- _Activity_
Please retype the listing below, matching every line exactly.

- _Source data_
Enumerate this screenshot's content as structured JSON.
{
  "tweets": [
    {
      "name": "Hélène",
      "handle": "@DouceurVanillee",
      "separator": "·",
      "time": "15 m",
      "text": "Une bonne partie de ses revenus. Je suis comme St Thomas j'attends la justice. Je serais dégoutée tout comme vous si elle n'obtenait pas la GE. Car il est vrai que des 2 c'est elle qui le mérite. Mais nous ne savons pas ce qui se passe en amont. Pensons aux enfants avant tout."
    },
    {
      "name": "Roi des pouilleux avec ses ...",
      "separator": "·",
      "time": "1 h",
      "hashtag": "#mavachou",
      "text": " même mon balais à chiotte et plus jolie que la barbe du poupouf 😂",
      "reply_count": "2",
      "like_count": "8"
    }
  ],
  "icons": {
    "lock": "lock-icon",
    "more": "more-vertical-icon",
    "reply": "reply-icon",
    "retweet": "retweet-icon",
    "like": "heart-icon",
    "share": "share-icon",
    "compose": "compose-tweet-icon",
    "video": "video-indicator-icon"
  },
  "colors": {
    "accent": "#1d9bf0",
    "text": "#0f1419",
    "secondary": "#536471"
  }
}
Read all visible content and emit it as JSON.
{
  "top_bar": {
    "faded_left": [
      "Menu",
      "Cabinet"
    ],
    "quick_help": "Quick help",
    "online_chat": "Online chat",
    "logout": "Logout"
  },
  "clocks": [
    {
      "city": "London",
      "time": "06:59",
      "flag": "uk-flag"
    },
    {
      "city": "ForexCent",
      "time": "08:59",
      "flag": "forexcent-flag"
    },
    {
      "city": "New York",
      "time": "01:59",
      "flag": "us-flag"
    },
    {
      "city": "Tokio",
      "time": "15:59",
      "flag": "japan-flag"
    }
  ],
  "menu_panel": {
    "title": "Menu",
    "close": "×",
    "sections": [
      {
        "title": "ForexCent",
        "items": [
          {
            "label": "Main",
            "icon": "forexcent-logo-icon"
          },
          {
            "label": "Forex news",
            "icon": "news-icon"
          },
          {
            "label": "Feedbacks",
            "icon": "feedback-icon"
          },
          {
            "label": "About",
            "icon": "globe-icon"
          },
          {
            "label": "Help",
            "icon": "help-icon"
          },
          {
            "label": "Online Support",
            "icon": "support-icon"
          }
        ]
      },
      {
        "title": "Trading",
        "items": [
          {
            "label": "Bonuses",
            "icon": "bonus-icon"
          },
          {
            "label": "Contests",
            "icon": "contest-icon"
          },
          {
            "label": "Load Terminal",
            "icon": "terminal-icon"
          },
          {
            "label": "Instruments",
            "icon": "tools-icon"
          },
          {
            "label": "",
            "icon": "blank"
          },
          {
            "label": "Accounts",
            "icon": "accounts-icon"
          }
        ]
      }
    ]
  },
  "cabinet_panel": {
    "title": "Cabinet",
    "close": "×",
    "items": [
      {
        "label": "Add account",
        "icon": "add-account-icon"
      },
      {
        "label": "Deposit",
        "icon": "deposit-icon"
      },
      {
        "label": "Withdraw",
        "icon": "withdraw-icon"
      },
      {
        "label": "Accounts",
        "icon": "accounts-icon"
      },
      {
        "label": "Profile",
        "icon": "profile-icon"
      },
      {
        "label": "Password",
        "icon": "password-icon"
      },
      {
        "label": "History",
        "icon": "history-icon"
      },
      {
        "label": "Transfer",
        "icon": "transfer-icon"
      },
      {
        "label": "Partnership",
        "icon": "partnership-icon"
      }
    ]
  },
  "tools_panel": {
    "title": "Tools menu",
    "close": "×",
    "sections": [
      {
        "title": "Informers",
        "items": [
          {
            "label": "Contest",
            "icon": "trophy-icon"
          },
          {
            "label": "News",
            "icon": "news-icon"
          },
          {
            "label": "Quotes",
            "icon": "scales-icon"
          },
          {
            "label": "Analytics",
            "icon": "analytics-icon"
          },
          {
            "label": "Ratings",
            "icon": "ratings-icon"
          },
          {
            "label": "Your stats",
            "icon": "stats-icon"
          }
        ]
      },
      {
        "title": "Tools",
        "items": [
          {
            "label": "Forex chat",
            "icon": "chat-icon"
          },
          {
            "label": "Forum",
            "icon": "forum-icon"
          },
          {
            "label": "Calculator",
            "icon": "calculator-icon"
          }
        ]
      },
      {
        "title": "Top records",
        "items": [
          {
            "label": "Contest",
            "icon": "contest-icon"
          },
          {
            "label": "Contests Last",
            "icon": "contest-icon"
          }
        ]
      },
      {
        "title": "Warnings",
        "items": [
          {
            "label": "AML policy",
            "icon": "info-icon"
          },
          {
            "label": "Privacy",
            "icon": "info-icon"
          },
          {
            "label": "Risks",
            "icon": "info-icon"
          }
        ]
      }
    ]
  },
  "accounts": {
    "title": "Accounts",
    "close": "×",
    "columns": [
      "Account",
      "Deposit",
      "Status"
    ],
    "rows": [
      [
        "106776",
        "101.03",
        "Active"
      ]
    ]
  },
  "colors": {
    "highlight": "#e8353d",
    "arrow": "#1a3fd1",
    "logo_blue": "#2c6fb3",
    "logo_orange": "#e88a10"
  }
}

- _Exercise response_
Enumerate this screenshot's content as structured JSON.
{
  "tweets": [
    {
      "name": "Hélène",
      "handle": "@DouceurVanillee",
      "separator": "·",
      "time": "15 m",
      "text": "Une bonne partie de ses revenus. Je suis comme St Thomas j'attends la justice. Je serais dégoutée tout comme vous si elle n'obtenait pas la GE. Car il est vrai que des 2 c'est elle qui le mérite. Mais nous ne savons pas ce qui se passe en amont. Pensons aux enfants avant tout."
    },
    {
      "name": "Roi des pouilleux avec ses ...",
      "separator": "·",
      "time": "1 h",
      "hashtag": "#mavachou",
      "text": " même mon balais à chiotte et plus jolie que la barbe du poupouf 😂",
      "reply_count": "2",
      "like_count": "8"
    }
  ],
  "icons": {
    "lock": "lock-icon",
    "more": "more-vertical-icon",
    "reply": "reply-icon",
    "retweet": "retweet-icon",
    "like": "heart-icon",
    "share": "share-icon",
    "compose": "compose-tweet-icon",
    "video": "video-indicator-icon"
  },
  "colors": {
    "accent": "#1d9bf0",
    "text": "#0f1419",
    "secondary": "#536471"
  }
}
Read all visible content and emit it as JSON.
{
  "top_bar": {
    "faded_left": [
      "Menu",
      "Cabinet"
    ],
    "quick_help": "Quick help",
    "online_chat": "Online chat",
    "logout": "Logout"
  },
  "clocks": [
    {
      "city": "London",
      "time": "06:59",
      "flag": "uk-flag"
    },
    {
      "city": "ForexCent",
      "time": "08:59",
      "flag": "forexcent-flag"
    },
    {
      "city": "New York",
      "time": "01:59",
      "flag": "us-flag"
    },
    {
      "city": "Tokio",
      "time": "15:59",
      "flag": "japan-flag"
    }
  ],
  "menu_panel": {
    "title": "Menu",
    "close": "×",
    "sections": [
      {
        "title": "ForexCent",
        "items": [
          {
            "label": "Main",
            "icon": "forexcent-logo-icon"
          },
          {
            "label": "Forex news",
            "icon": "news-icon"
          },
          {
            "label": "Feedbacks",
            "icon": "feedback-icon"
          },
          {
            "label": "About",
            "icon": "globe-icon"
          },
          {
            "label": "Help",
            "icon": "help-icon"
          },
          {
            "label": "Online Support",
            "icon": "support-icon"
          }
        ]
      },
      {
        "title": "Trading",
        "items": [
          {
            "label": "Bonuses",
            "icon": "bonus-icon"
          },
          {
            "label": "Contests",
            "icon": "contest-icon"
          },
          {
            "label": "Load Terminal",
            "icon": "terminal-icon"
          },
          {
            "label": "Instruments",
            "icon": "tools-icon"
          },
          {
            "label": "",
            "icon": "blank"
          },
          {
            "label": "Accounts",
            "icon": "accounts-icon"
          }
        ]
      }
    ]
  },
  "cabinet_panel": {
    "title": "Cabinet",
    "close": "×",
    "items": [
      {
        "label": "Add account",
        "icon": "add-account-icon"
      },
      {
        "label": "Deposit",
        "icon": "deposit-icon"
      },
      {
        "label": "Withdraw",
        "icon": "withdraw-icon"
      },
      {
        "label": "Accounts",
        "icon": "accounts-icon"
      },
      {
        "label": "Profile",
        "icon": "profile-icon"
      },
      {
        "label": "Password",
        "icon": "password-icon"
      },
      {
        "label": "History",
        "icon": "history-icon"
      },
      {
        "label": "Transfer",
        "icon": "transfer-icon"
      },
      {
        "label": "Partnership",
        "icon": "partnership-icon"
      }
    ]
  },
  "tools_panel": {
    "title": "Tools menu",
    "close": "×",
    "sections": [
      {
        "title": "Informers",
        "items": [
          {
            "label": "Contest",
            "icon": "trophy-icon"
          },
          {
            "label": "News",
            "icon": "news-icon"
          },
          {
            "label": "Quotes",
            "icon": "scales-icon"
          },
          {
            "label": "Analytics",
            "icon": "analytics-icon"
          },
          {
            "label": "Ratings",
            "icon": "ratings-icon"
          },
          {
            "label": "Your stats",
            "icon": "stats-icon"
          }
        ]
      },
      {
        "title": "Tools",
        "items": [
          {
            "label": "Forex chat",
            "icon": "chat-icon"
          },
          {
            "label": "Forum",
            "icon": "forum-icon"
          },
          {
            "label": "Calculator",
            "icon": "calculator-icon"
          }
        ]
      },
      {
        "title": "Top records",
        "items": [
          {
            "label": "Contest",
            "icon": "contest-icon"
          },
          {
            "label": "Contests Last",
            "icon": "contest-icon"
          }
        ]
      },
      {
        "title": "Warnings",
        "items": [
          {
            "label": "AML policy",
            "icon": "info-icon"
          },
          {
            "label": "Privacy",
            "icon": "info-icon"
          },
          {
            "label": "Risks",
            "icon": "info-icon"
          }
        ]
      }
    ]
  },
  "accounts": {
    "title": "Accounts",
    "close": "×",
    "columns": [
      "Account",
      "Deposit",
      "Status"
    ],
    "rows": [
      [
        "106776",
        "101.03",
        "Active"
      ]
    ]
  },
  "colors": {
    "highlight": "#e8353d",
    "arrow": "#1a3fd1",
    "logo_blue": "#2c6fb3",
    "logo_orange": "#e88a10"
  }
}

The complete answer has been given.